How dietitians fuel for the morning
Updated: Oct 13, 2018
Creating a healthy breakfast each morning is one of my favorite things to do. Weird right? I adore my kiddos and my hubby and I get a real sense of satisfaction knowing my family is well fueled for a busy day.
Breakfast is so much more important to me than it ever was. If you're a diabetic or you've ever been a prediabetic, you know, breakfast is key to getting your blood sugar levels under control.
Even if you’re not diabetic, stabilizing your blood sugar is a wise goal. Maintaining a steady blood sugar level can help you lose or manage weight and cut cravings that may lead to selecting unhealthy snack foods.
Eating satisfying, regular meals throughout the day will help you maintain stable blood sugar levels.
Healthy Breakfast is Key to a clear mind & an energetic body
Start your day with a healthy breakfast that will keep you on an even keel until lunch. Drink a cup of green tea with your breakfast, as the polyphenols in this beverage have been shown to slow the metabolism of glucose.
Whole grains are good sources of fiber, which does not raise blood sugar levels.

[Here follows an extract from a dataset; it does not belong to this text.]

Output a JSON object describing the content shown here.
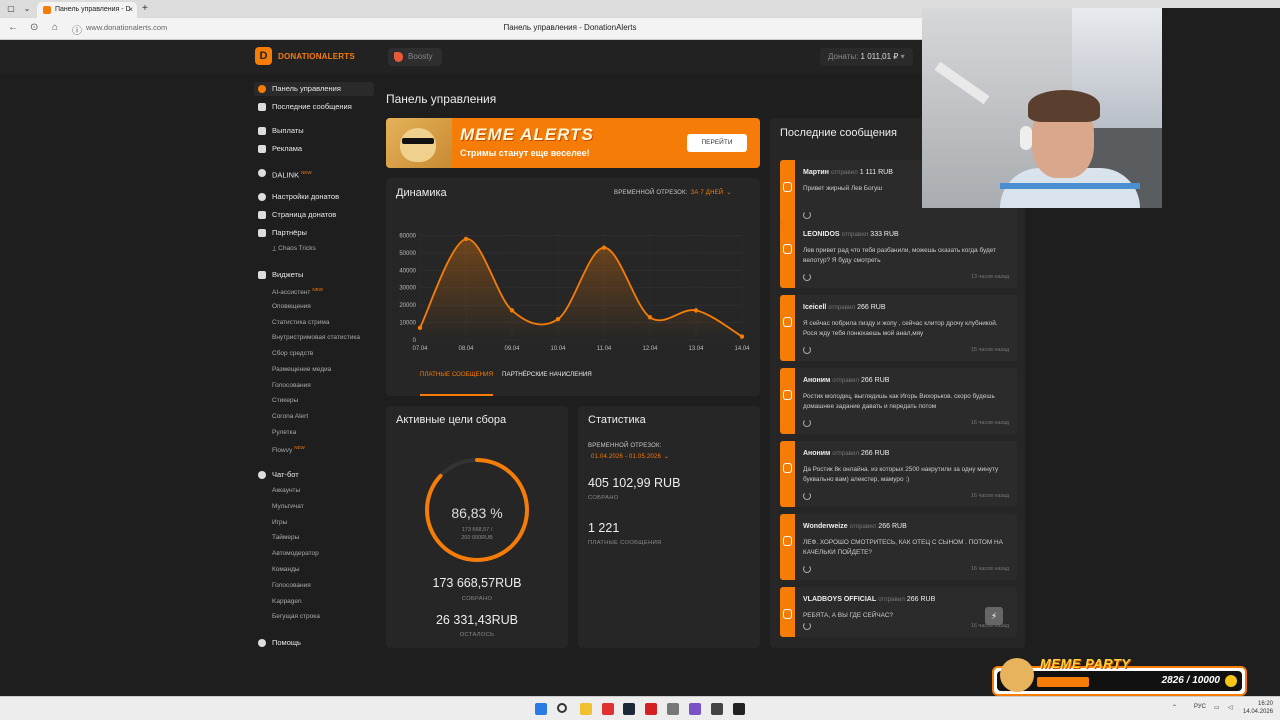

Fiber also fills your stomach for a modest number of calories. Try oatmeal for another healthy breakfast option. A 1/2-cup serving of whole-grain oatmeal, which contains 150 calories, supplies 5 grams of protein, 3 grams of fat and 27 grams of carbohydrate, 4 grams of which are from dietary fiber. Boost the protein content of your breakfast with some chopped nuts, and add fiber with sliced apple, another low-glycemic fruit. Mix some cinnamon into your oatmeal, which in a study published in “Diabetes Care” in 2003, improved blood-glucose readings in people with diabetes.
Although you may steer clear of eggs because of their high cholesterol content, you can safely eat up to four eggs a week without raising your risk of heart disease, reports MayoClinic.com. An omelet made with one large egg contains 94 calories, with 6.45 grams of protein, 7 grams of fat and less than a gram of carbohydrates. To round out this blood-sugar-stabilizing meal, mix some chopped vegetables into your omelet, such as broccoli or bell pepper, which fall low on the glycemic index and are full of fiber. Serve the omelet with a slice of sourdough toast, which is also low-glycemic, and a piece of fresh fruit, like half a grapefruit.

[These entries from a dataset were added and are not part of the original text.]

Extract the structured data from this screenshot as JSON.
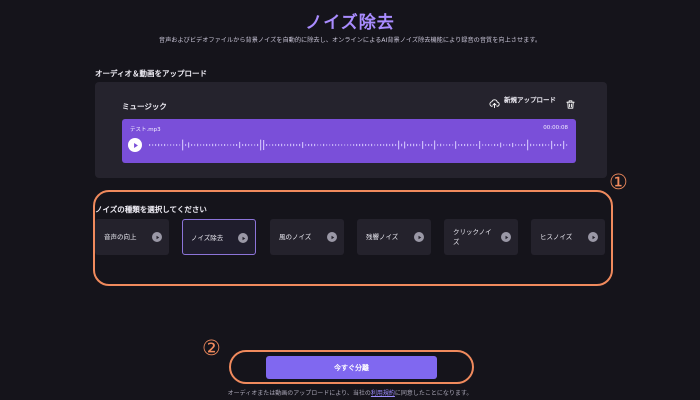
{
  "header": {
    "title": "ノイズ除去",
    "subtitle": "音声およびビデオファイルから背景ノイズを自動的に除去し、オンラインによるAI背景ノイズ除去機能により録音の音質を向上させます。"
  },
  "upload": {
    "section_label": "オーディオ＆動画をアップロード",
    "music_label": "ミュージック",
    "new_upload_label": "新規アップロード",
    "track": {
      "file_name": "テスト.mp3",
      "duration": "00:00:08"
    }
  },
  "noise": {
    "section_label": "ノイズの種類を選択してください",
    "callout": "①",
    "options": [
      {
        "label": "音声の向上"
      },
      {
        "label": "ノイズ除去"
      },
      {
        "label": "風のノイズ"
      },
      {
        "label": "残響ノイズ"
      },
      {
        "label": "クリックノイズ"
      },
      {
        "label": "ヒスノイズ"
      }
    ],
    "selected_index": 1
  },
  "action": {
    "callout": "②",
    "button_label": "今すぐ分離"
  },
  "footer": {
    "text_before": "オーディオまたは動画のアップロードにより、当社の",
    "link_text": "利用規約",
    "text_after": "に同意したことになります。"
  },
  "colors": {
    "accent": "#8068f0",
    "title": "#a98cff",
    "track": "#7a4fd9",
    "highlight": "#f08a5d",
    "background": "#15141b",
    "panel": "#25232d"
  },
  "icons": {
    "upload": "cloud-upload-icon",
    "delete": "trash-icon",
    "play": "play-icon"
  }
}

Repurpose Your Leftovers
Sure, you've heard of breakfast for dinner -- but how about dinner for breakfast? If you're eating healthy dinners rich in protein, you've got the basis for a healthy breakfast, too. Place some thinly sliced grilled chicken or lean steak over some avocado toast for added protein, or use leftover veggies to make a breakfast salad, topped with a soft-boiled egg. Getting creative with your leftovers adds more variety in your diet, and makes meal prep easier, since you can turn one meal's worth of cooking into multiple meals